Patience is in short supply these days because we’ve been culturally trained to be impatient – now corporations can charge to appease our impatience.
With 2-day shipping from Amazon; with faster and faster internet service so the websites load faster and you can work faster; with microwave ovens to warm or cook your food faster; with pressure cookers so you can skip soaking your beans or watching the pot while you cook; and with wrinkle-free fabric so you no longer need to iron.
There are even self-cleaning windows now. And you probably know that animals’ growth rates are being pushed to the limits with growth hormones and special feed so they can be brought to slaughter faster and make money for their corporations faster.
But remember that the Concorde, the fastest plane ride over the Atlantic, failed; and that our push to get children to read, write and do math two years before their minds are actually mature enough, only leads to teachers’ and children’s frustration (read a recent post on that). Doing so many things faster and faster is not always better. There is a limit to the monetary rewards when we become strung out emotionally and healthwise. There is a limit to how fast we can live, and it’s showing – what with all the stress and anxiety in our culture.

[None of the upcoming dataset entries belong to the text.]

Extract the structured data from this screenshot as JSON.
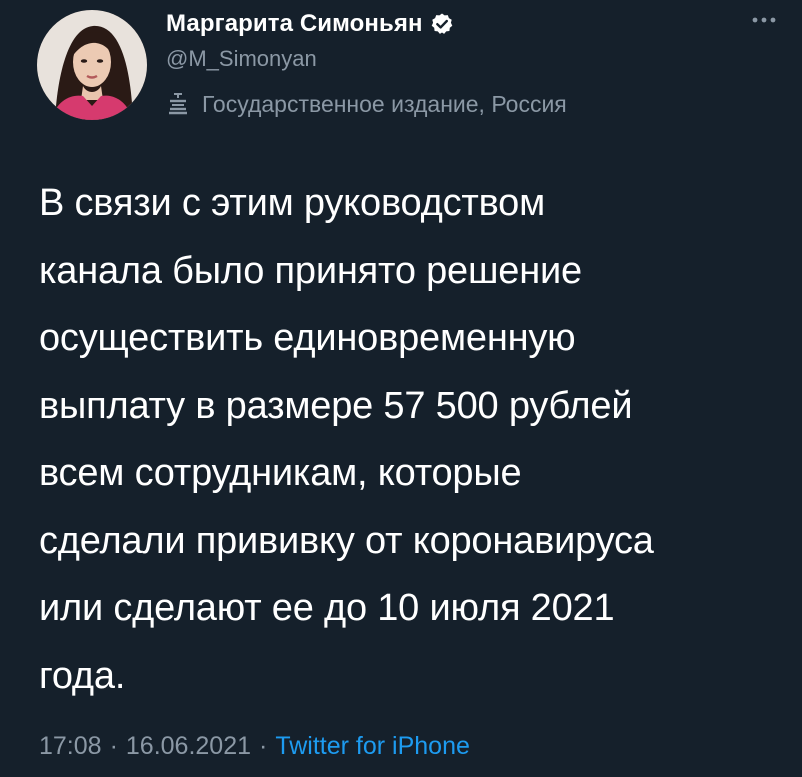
{
  "author": {
    "display_name": "Маргарита Симоньян",
    "handle": "@M_Simonyan",
    "verified": true,
    "label": "Государственное издание, Россия",
    "avatar_icon": "profile-photo"
  },
  "menu": {
    "more_icon": "more-icon"
  },
  "tweet": {
    "text": "В связи с этим руководством\nканала было принято решение\nосуществить единовременную\nвыплату в размере 57 500 рублей\nвсем сотрудникам, которые\nсделали прививку от коронавируса\nили сделают ее до 10 июля 2021\nгода.",
    "time": "17:08",
    "date": "16.06.2021",
    "separator": "·",
    "source": "Twitter for iPhone"
  },
  "colors": {
    "background": "#15202b",
    "primary_text": "#ffffff",
    "secondary_text": "#8b98a5",
    "link": "#1d9bf0"
  }
}
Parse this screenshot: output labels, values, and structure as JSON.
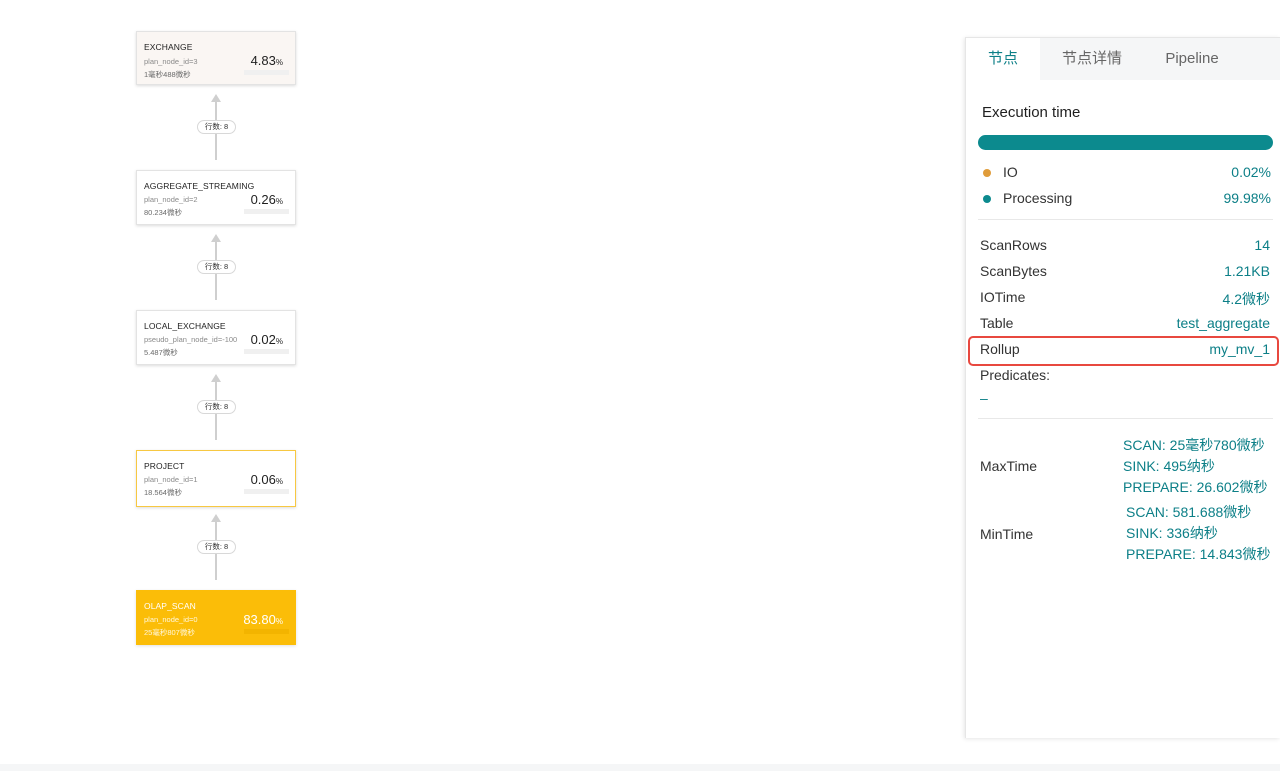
{
  "graph": {
    "nodes": [
      {
        "title": "EXCHANGE",
        "id": "plan_node_id=3",
        "time": "1毫秒488微秒",
        "pct": "4.83",
        "unit": "%"
      },
      {
        "title": "AGGREGATE_STREAMING",
        "id": "plan_node_id=2",
        "time": "80.234微秒",
        "pct": "0.26",
        "unit": "%"
      },
      {
        "title": "LOCAL_EXCHANGE",
        "id": "pseudo_plan_node_id=-100",
        "time": "5.487微秒",
        "pct": "0.02",
        "unit": "%"
      },
      {
        "title": "PROJECT",
        "id": "plan_node_id=1",
        "time": "18.564微秒",
        "pct": "0.06",
        "unit": "%"
      },
      {
        "title": "OLAP_SCAN",
        "id": "plan_node_id=0",
        "time": "25毫秒807微秒",
        "pct": "83.80",
        "unit": "%"
      }
    ],
    "edges": [
      {
        "label": "行数: 8"
      },
      {
        "label": "行数: 8"
      },
      {
        "label": "行数: 8"
      },
      {
        "label": "行数: 8"
      }
    ]
  },
  "panel": {
    "tabs": [
      {
        "label": "节点",
        "active": true
      },
      {
        "label": "节点详情",
        "active": false
      },
      {
        "label": "Pipeline",
        "active": false
      }
    ],
    "section_title": "Execution time",
    "execution_bar": {
      "io_fraction": 0.0002
    },
    "legend": [
      {
        "name": "IO",
        "value": "0.02%",
        "color": "#e09c3a"
      },
      {
        "name": "Processing",
        "value": "99.98%",
        "color": "#0c8a8e"
      }
    ],
    "stats": [
      {
        "key": "ScanRows",
        "value": "14"
      },
      {
        "key": "ScanBytes",
        "value": "1.21KB"
      },
      {
        "key": "IOTime",
        "value": "4.2微秒"
      },
      {
        "key": "Table",
        "value": "test_aggregate"
      },
      {
        "key": "Rollup",
        "value": "my_mv_1"
      }
    ],
    "predicates": {
      "key": "Predicates:",
      "value": "–"
    },
    "max_time": {
      "label": "MaxTime",
      "lines": [
        "SCAN: 25毫秒780微秒",
        "SINK: 495纳秒",
        "PREPARE: 26.602微秒"
      ]
    },
    "min_time": {
      "label": "MinTime",
      "lines": [
        "SCAN: 581.688微秒",
        "SINK: 336纳秒",
        "PREPARE: 14.843微秒"
      ]
    }
  },
  "colors": {
    "accent": "#0c7f87",
    "hot_node": "#fbbd08",
    "highlight_border": "#f7c842",
    "rollup_box": "#e8483f"
  }
}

We need leisure time. Our minds need a break. We need slow segments in between all that speed. Hence the popularity of meditation, but also retreats, pampering spas, and resort vacations with nothing to do but veg out at the pool. Joel Salatin, the sustainable farmer philosopher I mentioned in a recent post, said that between 60 and 70% of his new farming apprentices are now disillusioned corporate drop-outs in their late twenties and early thirties. What race are you trying to win? Slow down, smell the roses, and give yourself a break. It’s better for you.